Word for word, restate each entry that appears below.
*** Block opens ***
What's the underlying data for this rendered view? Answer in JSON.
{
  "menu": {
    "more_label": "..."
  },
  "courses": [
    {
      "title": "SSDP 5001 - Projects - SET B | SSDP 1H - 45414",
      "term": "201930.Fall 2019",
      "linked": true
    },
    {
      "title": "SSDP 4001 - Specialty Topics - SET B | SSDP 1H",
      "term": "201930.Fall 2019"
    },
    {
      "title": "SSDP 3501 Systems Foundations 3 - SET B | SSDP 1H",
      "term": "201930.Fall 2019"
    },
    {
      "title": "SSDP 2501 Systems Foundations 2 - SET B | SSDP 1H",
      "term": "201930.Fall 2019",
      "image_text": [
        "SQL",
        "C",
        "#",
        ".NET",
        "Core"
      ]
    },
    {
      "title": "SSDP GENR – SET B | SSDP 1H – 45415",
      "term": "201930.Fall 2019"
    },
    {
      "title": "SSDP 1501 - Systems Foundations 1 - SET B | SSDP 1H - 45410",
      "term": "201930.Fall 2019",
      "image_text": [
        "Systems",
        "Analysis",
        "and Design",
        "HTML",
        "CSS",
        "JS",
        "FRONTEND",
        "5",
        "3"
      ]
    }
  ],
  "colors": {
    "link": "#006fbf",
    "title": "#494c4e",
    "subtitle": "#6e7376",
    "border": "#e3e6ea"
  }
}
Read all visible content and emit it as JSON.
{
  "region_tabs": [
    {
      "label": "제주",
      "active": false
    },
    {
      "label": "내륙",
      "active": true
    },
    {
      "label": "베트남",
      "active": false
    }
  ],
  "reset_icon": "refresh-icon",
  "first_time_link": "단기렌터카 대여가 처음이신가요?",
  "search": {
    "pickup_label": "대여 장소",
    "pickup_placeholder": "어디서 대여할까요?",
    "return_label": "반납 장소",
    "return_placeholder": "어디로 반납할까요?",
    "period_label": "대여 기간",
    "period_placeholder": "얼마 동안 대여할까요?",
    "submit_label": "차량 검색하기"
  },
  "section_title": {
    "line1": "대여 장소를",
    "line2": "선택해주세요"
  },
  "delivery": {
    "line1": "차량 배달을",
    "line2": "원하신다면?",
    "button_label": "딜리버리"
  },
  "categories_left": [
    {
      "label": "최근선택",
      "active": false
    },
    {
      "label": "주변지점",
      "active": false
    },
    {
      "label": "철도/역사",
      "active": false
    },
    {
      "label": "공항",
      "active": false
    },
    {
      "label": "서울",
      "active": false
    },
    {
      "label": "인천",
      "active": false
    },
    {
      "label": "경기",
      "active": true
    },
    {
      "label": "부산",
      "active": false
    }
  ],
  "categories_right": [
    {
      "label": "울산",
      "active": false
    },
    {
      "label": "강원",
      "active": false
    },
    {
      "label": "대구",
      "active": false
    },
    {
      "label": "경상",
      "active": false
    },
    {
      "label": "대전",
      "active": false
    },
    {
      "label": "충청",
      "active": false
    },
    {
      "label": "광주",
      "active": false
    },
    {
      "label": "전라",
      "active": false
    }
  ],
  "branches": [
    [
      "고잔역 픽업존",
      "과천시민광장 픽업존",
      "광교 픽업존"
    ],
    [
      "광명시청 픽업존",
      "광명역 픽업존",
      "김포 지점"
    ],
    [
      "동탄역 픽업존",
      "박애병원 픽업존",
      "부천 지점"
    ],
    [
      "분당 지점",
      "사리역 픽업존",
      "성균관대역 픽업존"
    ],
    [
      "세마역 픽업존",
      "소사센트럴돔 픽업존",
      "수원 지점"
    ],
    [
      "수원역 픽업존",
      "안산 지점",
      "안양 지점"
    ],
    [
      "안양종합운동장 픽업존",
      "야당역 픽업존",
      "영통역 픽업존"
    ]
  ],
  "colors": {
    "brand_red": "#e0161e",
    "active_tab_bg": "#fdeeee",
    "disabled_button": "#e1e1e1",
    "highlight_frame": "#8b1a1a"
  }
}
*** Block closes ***
### EXERCISE SOLUTION
What's the underlying data for this rendered view? Answer in JSON.
{
  "menu": {
    "more_label": "..."
  },
  "courses": [
    {
      "title": "SSDP 5001 - Projects - SET B | SSDP 1H - 45414",
      "term": "201930.Fall 2019",
      "linked": true
    },
    {
      "title": "SSDP 4001 - Specialty Topics - SET B | SSDP 1H",
      "term": "201930.Fall 2019"
    },
    {
      "title": "SSDP 3501 Systems Foundations 3 - SET B | SSDP 1H",
      "term": "201930.Fall 2019"
    },
    {
      "title": "SSDP 2501 Systems Foundations 2 - SET B | SSDP 1H",
      "term": "201930.Fall 2019",
      "image_text": [
        "SQL",
        "C",
        "#",
        ".NET",
        "Core"
      ]
    },
    {
      "title": "SSDP GENR – SET B | SSDP 1H – 45415",
      "term": "201930.Fall 2019"
    },
    {
      "title": "SSDP 1501 - Systems Foundations 1 - SET B | SSDP 1H - 45410",
      "term": "201930.Fall 2019",
      "image_text": [
        "Systems",
        "Analysis",
        "and Design",
        "HTML",
        "CSS",
        "JS",
        "FRONTEND",
        "5",
        "3"
      ]
    }
  ],
  "colors": {
    "link": "#006fbf",
    "title": "#494c4e",
    "subtitle": "#6e7376",
    "border": "#e3e6ea"
  }
}
Read all visible content and emit it as JSON.
{
  "region_tabs": [
    {
      "label": "제주",
      "active": false
    },
    {
      "label": "내륙",
      "active": true
    },
    {
      "label": "베트남",
      "active": false
    }
  ],
  "reset_icon": "refresh-icon",
  "first_time_link": "단기렌터카 대여가 처음이신가요?",
  "search": {
    "pickup_label": "대여 장소",
    "pickup_placeholder": "어디서 대여할까요?",
    "return_label": "반납 장소",
    "return_placeholder": "어디로 반납할까요?",
    "period_label": "대여 기간",
    "period_placeholder": "얼마 동안 대여할까요?",
    "submit_label": "차량 검색하기"
  },
  "section_title": {
    "line1": "대여 장소를",
    "line2": "선택해주세요"
  },
  "delivery": {
    "line1": "차량 배달을",
    "line2": "원하신다면?",
    "button_label": "딜리버리"
  },
  "categories_left": [
    {
      "label": "최근선택",
      "active": false
    },
    {
      "label": "주변지점",
      "active": false
    },
    {
      "label": "철도/역사",
      "active": false
    },
    {
      "label": "공항",
      "active": false
    },
    {
      "label": "서울",
      "active": false
    },
    {
      "label": "인천",
      "active": false
    },
    {
      "label": "경기",
      "active": true
    },
    {
      "label": "부산",
      "active": false
    }
  ],
  "categories_right": [
    {
      "label": "울산",
      "active": false
    },
    {
      "label": "강원",
      "active": false
    },
    {
      "label": "대구",
      "active": false
    },
    {
      "label": "경상",
      "active": false
    },
    {
      "label": "대전",
      "active": false
    },
    {
      "label": "충청",
      "active": false
    },
    {
      "label": "광주",
      "active": false
    },
    {
      "label": "전라",
      "active": false
    }
  ],
  "branches": [
    [
      "고잔역 픽업존",
      "과천시민광장 픽업존",
      "광교 픽업존"
    ],
    [
      "광명시청 픽업존",
      "광명역 픽업존",
      "김포 지점"
    ],
    [
      "동탄역 픽업존",
      "박애병원 픽업존",
      "부천 지점"
    ],
    [
      "분당 지점",
      "사리역 픽업존",
      "성균관대역 픽업존"
    ],
    [
      "세마역 픽업존",
      "소사센트럴돔 픽업존",
      "수원 지점"
    ],
    [
      "수원역 픽업존",
      "안산 지점",
      "안양 지점"
    ],
    [
      "안양종합운동장 픽업존",
      "야당역 픽업존",
      "영통역 픽업존"
    ]
  ],
  "colors": {
    "brand_red": "#e0161e",
    "active_tab_bg": "#fdeeee",
    "disabled_button": "#e1e1e1",
    "highlight_frame": "#8b1a1a"
  }
}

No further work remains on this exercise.